#### [Provided data]
====
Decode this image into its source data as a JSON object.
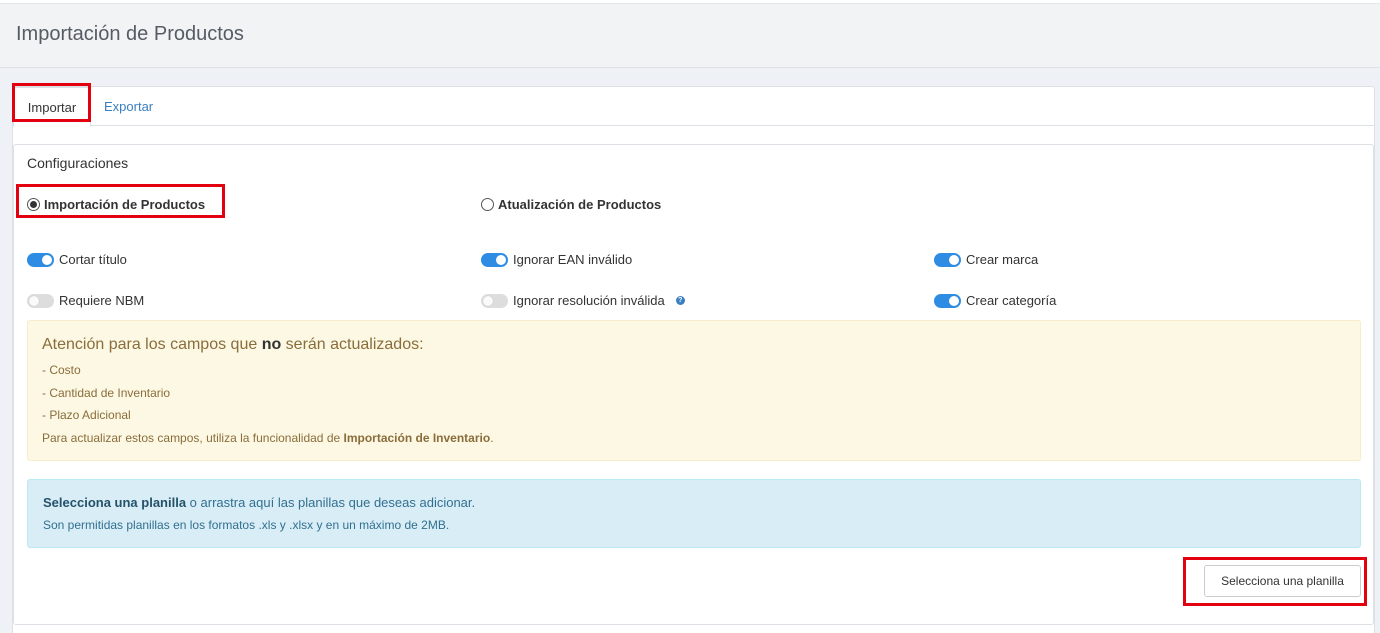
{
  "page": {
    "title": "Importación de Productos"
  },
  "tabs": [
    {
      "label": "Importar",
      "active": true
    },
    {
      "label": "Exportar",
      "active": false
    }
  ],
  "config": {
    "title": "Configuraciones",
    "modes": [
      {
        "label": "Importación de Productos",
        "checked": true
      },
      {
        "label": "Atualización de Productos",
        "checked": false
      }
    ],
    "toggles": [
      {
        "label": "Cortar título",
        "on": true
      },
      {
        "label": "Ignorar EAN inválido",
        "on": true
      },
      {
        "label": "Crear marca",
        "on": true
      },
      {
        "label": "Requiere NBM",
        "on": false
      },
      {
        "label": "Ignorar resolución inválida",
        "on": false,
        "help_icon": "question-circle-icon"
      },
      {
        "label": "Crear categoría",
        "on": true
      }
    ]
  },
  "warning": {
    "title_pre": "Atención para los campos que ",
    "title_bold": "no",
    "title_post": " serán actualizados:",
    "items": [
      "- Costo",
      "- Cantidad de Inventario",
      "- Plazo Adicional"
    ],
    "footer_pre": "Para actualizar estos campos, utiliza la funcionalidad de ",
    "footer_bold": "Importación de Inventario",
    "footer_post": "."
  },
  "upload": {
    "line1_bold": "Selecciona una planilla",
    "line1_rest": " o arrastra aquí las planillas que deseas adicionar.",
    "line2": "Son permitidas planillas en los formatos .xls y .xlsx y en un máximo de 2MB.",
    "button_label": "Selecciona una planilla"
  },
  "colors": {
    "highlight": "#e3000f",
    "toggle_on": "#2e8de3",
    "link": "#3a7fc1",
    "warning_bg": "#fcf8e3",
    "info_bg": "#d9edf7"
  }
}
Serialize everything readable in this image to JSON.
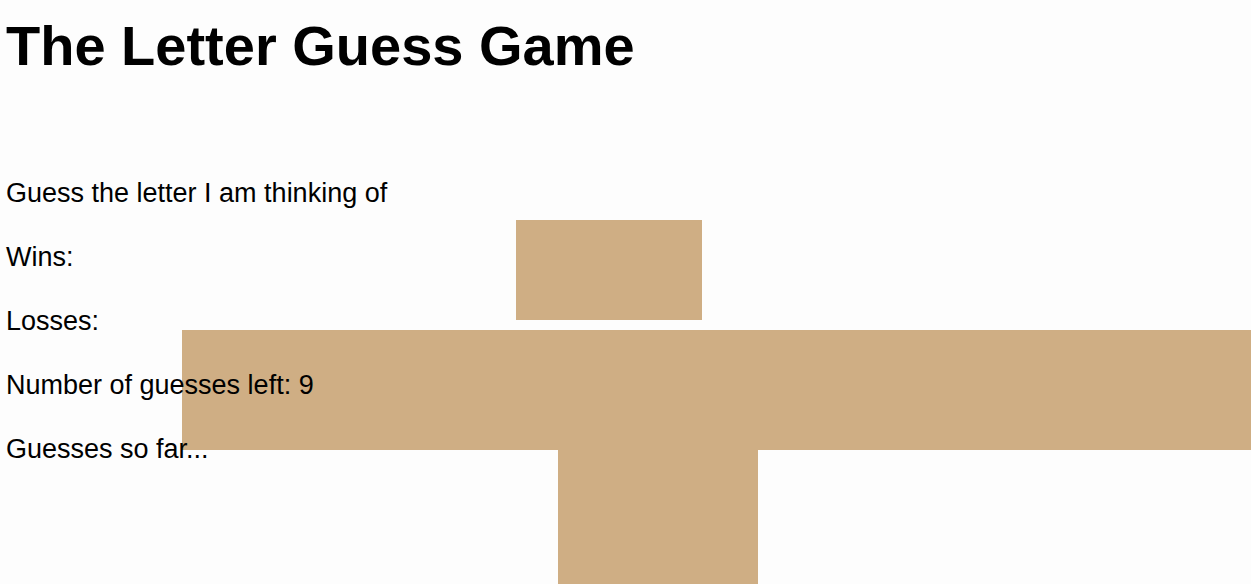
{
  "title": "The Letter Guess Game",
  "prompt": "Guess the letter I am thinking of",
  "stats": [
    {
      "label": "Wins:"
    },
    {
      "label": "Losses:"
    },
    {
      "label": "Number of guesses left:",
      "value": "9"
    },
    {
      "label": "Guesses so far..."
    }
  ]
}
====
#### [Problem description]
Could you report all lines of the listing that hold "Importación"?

#### [Your solution]
    "title": "Importación de Productos"
        "label": "Importación de Productos",
    "footer_bold": "Importación de Inventario",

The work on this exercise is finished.